I first heard about back button focus when Steve Perry, over at Back Country Gallery uploaded this video to YouTube, a couple of years ago.
At the time I thought back button focusing wasn’t possible with my Nikon D3200 and other lower end cameras, as they all lack an AF-ON button on the rear of the camera. However, it turns out you can reassign the AF-E/AF-L button to the autofocus and then decouple the focusing from the traditional button, the shutter release.
After watching the video, I immediately switched the AF button assignment round and started using back button focusing. To start with it was rather strange. I kept forgetting that the shutter button wouldn’t do anything when it was half pressed.
One of the things that bugged me was that I keep protecting images left, right and centre. On the D3200, and other Nikon cameras, the image protect button is the AF-E/AF-L button on the back of the camera. I found hat with image preview on, I kept produced ecting every image I took because I was still holding the focus button when the image popped up on the screen, and I would lock it. This has a simple fix; turn off image preview.
The main benefit I have found from using back button focus is when using my Triggertrap kit for high speed photography. Triggertrap recommend manual focusing you camera and lens, to make sure the cable release doesn’t change the focus when triggering the shutter. (A common problem when the focus is attached to the shutter button.) I often forgot to change the camera or lens to manual, and when I did flick the switch on my lens, I moved the focus ring so slightly that the resulting image wasn’t sharp where it was supposed to be.
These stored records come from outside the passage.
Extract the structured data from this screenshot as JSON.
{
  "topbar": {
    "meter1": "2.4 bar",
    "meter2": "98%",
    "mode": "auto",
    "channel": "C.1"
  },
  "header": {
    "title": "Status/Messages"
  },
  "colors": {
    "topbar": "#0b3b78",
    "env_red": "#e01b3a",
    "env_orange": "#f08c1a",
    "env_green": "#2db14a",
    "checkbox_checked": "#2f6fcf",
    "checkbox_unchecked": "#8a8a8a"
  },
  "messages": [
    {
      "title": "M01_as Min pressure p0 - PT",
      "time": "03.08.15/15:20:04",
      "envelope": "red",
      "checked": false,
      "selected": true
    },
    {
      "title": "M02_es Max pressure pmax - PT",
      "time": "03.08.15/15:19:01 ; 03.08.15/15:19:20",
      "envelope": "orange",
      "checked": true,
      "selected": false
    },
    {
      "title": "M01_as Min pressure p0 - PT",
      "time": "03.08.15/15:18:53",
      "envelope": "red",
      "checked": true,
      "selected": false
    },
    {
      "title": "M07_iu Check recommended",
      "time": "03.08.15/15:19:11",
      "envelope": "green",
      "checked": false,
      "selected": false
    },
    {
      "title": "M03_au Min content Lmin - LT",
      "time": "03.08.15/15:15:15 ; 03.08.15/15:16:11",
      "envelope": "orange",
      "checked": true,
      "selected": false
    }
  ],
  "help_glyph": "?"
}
The advantage with using back button focus is that you can focus the camera on the target, and then trigger the shutter using Triggertrap mobile, without it changing the focus, or trying to hunt for focus in the dark.